Before meeting Pam, who’s the PR rep for Visit Nova Scotia, I had no idea what Dulse was. Pam mentioned that I could go out and have a Dulse cooking course at TBEX. I even found out, that in Atlantic Canada, they eat a DLT sandwich (Dulse, Tomato and Lettuce). This week, I’m in Saint John, New Brunswick and I’m having lunch everyday at the Central Market. I love eating in Markets … whether it’s St. Lawrence Market in Toronto, Mercado de San Miguel in Barcelona, fish shopping and cooking in Boracay, Phillipines, or eating in Mercado de San Lucas, Guatemala. I went for the fish and chips on the first day.
As much as the fish and chips was great, I then stumbled upon a counter of Dulse while wandering around the market.
So you’re still wondering what Dulse is? Well here’s what it looks like in the dried form …

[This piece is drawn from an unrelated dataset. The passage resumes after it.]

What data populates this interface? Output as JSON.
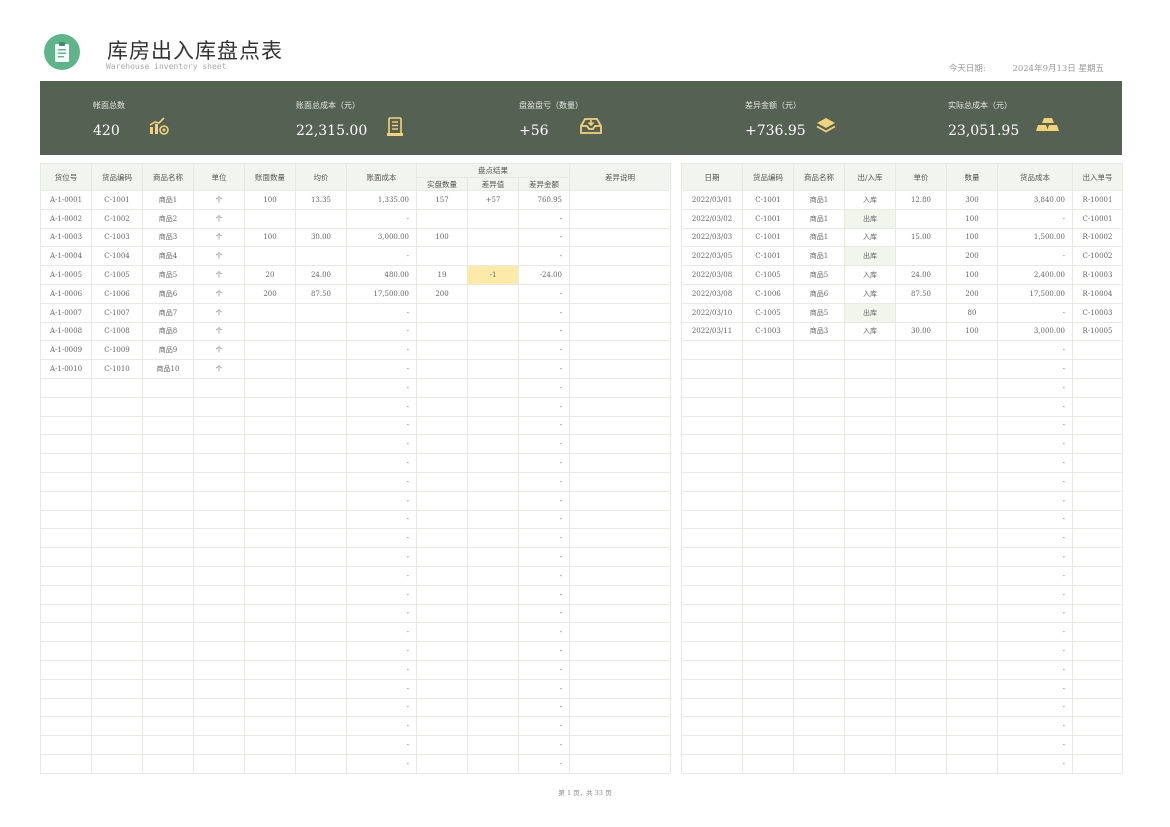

When you get to Central Market in Saint John, you can have tons of bagged dulse, and it’s available year round. I assume that around the Bay of Fundy, you can get it in any corner store and that people here munch this stuff like Potato Chips. I was actually told that people eat it like Potato Chips … I don’t know if I actually believe that. Doing some research on Dulse, like any other seaweed, it’s a natural source of essential vitamins, ions, sea salt, iodine and roughage. It is harvested from the cold waters of the North Atlantic, then sun-dried to preserve the natural nutrients. It provides you with a variety of essential vitamins, minerals, protein and trace elements.
- Supports thyroid gland activity and function
- Provides several essential minerals, protein and trace elements that help support thyroid gland activity and function
- Provides a natural source of iodine, an essential trace mineral that is needed by the thyroid gland to maintain proper metabolism. Iodine helps the body regulate temperature, blood cell production, muscle and nerve function and other bodily functions
I don’t know how much anyone would want to eat Dulse, as it’s simply plucked out of the water at the lowest of low tides then laid out above the tide line to dry (so it doesn’t get washed back out into the Bay when the tide comes in!). This activity is fairly low tech but it dries the dulse to perfection! At the market, it’s just put into paper bags and sold like this.